Monday, 12 October 2015

Changing the doctrine of the indissolubility of marriage is simply not up for discussion at the Synod on the Family

I am practically certain that  every priest has been asked, in some form, the question as to whether the Synod on the Family is considering "updating" the Church's doctrine of Sacramental Marriage.   

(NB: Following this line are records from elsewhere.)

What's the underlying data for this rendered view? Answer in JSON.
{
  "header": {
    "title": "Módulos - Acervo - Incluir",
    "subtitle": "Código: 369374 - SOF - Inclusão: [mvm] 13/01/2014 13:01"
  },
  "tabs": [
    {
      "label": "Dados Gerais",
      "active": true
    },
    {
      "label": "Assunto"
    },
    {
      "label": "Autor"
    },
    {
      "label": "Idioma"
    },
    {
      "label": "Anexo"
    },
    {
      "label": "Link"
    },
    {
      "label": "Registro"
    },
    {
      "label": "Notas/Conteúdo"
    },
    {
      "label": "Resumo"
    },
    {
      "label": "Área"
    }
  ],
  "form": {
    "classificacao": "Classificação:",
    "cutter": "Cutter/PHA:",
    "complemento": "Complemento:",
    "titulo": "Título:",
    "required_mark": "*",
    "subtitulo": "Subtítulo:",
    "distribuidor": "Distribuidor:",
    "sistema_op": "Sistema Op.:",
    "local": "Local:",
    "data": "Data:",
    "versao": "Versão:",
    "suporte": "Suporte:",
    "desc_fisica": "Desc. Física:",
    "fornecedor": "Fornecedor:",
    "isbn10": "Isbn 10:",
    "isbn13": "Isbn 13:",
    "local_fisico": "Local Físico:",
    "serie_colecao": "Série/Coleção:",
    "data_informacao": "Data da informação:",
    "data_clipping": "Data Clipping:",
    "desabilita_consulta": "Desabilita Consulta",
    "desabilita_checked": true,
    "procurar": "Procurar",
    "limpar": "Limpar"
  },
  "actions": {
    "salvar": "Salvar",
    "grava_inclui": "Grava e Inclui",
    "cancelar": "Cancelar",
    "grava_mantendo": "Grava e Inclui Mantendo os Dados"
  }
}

While much is being considered for the pastoral application of the doctrine of marriage, Pope Francis has made it clear that a revision of the doctrine of sacramental marriage is not only not on the agenda, it is not possible.
The recent motu proprio Mitis Iudex, sets out a revised process for the declaration of marriage nullity. Affirming that sacramental marriage is "until death do us part" the document sets out the requirement for carefully reviewing procedures dealing with civil and other marriages that do not meet the criteria for the bond of sacramental marriage. 
Reaction to Mitis Iudex has been mixed with  some welcoming it as a way of streamlining the process and removing legalism in favour of  a more pastoral way of helping couples. 
Some parties go too far if they are suggesting that the revised process for handling annulment cases curtails the  judicial process. Some have indicated that the tribunals will become a formality.  
Pope Francis has made it clear that the doctrine of the indissolubility of marriage is simply not up for discussion.  The question of whether a  marriage is valid is essential to preserving the doctrine of sacramental marriage.
In light of this, the process for determining nullity must be treated with respect. If we imply that the annulment process is simply a formality then Christian anthropology is undermined along with the sacramental nature of the Church. 
Canon lawyers need to avoid this kind of misunderstanding. They must do the serious work of implementing the reforms while maintaining an open and efficient legal process with pastoral concern.
Mitis Iudex gives the outline of how the reformed process will work. It is up to the faithful working with canon lawyers to provide a pastoral yet rigorous judicial process for the good of the whole Church.  Making the system more efficient does not mean watering down the faith.

No comments:

Post a Comment